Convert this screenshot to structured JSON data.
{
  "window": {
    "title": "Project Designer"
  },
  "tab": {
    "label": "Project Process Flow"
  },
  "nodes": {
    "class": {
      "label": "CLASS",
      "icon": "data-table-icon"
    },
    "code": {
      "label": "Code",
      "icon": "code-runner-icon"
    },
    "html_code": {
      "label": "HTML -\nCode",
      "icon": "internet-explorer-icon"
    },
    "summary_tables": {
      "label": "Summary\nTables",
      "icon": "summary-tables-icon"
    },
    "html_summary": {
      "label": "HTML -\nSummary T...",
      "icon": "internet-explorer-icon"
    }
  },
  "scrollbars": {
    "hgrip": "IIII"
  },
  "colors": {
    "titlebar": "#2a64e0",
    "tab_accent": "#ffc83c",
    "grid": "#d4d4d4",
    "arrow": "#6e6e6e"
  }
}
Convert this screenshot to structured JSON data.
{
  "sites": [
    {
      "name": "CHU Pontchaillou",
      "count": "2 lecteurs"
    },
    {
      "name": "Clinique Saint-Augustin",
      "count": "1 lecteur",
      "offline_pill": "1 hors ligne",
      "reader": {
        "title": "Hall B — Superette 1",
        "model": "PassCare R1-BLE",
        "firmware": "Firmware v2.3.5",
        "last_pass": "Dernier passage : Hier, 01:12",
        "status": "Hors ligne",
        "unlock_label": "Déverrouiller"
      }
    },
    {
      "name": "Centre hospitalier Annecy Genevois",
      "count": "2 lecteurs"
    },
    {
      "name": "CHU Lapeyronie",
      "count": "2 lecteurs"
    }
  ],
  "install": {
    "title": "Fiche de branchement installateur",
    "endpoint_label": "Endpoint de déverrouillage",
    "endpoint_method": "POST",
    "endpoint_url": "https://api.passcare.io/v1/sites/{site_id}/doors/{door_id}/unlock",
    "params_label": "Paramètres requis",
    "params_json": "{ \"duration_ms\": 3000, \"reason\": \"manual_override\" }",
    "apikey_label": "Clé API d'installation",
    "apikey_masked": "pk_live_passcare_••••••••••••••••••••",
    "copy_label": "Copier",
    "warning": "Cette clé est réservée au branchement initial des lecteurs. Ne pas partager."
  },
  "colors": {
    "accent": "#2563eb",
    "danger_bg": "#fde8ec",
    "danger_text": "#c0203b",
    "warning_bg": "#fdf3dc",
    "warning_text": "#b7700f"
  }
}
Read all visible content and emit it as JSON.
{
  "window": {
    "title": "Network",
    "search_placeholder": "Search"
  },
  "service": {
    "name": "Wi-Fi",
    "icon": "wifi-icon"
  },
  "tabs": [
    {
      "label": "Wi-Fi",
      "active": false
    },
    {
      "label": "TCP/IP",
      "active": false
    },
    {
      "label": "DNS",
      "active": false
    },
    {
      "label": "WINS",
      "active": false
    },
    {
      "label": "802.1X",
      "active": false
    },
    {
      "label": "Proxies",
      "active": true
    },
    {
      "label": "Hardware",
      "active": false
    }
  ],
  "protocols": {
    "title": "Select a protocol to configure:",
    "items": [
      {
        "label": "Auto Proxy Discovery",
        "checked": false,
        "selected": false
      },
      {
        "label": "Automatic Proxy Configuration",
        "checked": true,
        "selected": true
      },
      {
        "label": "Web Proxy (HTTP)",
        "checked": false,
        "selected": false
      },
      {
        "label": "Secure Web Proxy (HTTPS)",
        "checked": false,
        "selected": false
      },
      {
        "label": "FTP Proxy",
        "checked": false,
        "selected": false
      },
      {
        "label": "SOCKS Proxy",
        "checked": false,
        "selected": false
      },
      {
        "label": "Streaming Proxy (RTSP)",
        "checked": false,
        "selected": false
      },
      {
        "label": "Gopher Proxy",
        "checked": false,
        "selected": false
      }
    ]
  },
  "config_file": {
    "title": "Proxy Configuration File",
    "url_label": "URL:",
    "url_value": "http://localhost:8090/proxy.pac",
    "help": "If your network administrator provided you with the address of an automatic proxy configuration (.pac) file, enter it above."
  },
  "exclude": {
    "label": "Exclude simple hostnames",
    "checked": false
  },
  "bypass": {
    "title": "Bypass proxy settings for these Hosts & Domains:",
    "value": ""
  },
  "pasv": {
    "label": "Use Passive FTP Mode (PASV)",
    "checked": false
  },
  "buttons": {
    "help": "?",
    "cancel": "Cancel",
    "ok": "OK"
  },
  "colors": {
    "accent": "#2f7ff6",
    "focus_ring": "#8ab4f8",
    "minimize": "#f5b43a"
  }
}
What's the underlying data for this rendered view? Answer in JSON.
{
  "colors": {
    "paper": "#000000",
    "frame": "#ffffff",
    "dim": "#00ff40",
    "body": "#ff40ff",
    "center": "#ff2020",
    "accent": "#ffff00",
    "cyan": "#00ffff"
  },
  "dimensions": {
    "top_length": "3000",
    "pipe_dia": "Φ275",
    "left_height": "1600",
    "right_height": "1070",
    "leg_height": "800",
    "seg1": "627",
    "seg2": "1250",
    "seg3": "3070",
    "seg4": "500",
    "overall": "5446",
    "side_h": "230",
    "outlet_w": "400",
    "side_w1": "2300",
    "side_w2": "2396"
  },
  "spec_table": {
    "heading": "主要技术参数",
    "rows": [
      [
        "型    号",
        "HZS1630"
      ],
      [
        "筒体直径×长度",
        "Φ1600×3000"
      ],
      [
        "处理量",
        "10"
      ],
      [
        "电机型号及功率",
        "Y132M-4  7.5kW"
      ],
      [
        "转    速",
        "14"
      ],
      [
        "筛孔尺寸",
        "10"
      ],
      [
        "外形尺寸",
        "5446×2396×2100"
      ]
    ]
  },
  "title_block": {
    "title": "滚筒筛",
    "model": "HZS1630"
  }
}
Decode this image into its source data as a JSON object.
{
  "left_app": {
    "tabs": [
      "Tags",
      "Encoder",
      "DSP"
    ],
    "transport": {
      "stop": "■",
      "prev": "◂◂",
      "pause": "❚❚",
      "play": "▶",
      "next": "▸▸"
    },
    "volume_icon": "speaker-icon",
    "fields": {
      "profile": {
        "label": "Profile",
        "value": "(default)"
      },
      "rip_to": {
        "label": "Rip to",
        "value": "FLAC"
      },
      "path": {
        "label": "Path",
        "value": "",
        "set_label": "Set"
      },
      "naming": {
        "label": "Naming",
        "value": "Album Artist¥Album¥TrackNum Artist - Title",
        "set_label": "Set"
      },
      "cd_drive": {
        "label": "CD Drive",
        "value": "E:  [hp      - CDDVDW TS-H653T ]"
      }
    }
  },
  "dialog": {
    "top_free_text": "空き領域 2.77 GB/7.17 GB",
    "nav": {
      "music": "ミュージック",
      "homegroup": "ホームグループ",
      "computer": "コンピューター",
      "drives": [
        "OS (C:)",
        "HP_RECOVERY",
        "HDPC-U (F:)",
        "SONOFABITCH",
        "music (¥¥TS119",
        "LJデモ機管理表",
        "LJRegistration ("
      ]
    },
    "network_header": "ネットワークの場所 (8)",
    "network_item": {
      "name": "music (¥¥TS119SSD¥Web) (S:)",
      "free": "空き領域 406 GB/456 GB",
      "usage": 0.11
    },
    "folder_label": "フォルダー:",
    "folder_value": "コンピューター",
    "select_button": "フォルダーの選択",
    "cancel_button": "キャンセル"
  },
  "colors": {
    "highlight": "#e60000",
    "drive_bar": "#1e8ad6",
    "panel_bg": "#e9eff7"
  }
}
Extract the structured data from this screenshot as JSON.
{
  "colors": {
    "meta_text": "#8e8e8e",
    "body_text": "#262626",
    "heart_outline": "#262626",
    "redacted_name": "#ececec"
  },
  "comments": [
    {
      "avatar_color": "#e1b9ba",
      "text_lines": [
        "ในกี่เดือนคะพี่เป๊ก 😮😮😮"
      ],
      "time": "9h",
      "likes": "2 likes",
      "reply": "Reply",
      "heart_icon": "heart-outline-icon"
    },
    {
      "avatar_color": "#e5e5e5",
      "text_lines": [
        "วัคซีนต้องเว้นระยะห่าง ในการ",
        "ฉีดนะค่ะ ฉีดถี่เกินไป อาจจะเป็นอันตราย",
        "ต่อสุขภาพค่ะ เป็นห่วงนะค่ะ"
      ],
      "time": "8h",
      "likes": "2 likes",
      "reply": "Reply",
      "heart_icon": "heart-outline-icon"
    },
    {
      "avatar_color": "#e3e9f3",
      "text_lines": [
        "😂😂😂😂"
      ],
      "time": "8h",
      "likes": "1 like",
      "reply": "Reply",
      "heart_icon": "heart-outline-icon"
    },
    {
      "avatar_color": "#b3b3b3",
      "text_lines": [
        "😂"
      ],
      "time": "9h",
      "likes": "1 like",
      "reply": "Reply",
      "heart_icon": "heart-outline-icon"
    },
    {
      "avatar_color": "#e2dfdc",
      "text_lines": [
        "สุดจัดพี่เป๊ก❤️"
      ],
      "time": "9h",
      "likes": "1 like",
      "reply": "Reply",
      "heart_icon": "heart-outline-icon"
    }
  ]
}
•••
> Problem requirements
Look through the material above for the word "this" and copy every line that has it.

> Answer box
Convert this screenshot to structured JSON data.
Convert this screenshot to structured JSON data.
What's the underlying data for this rendered view? Answer in JSON.
Decode this image into its source data as a JSON object.
Extract the structured data from this screenshot as JSON.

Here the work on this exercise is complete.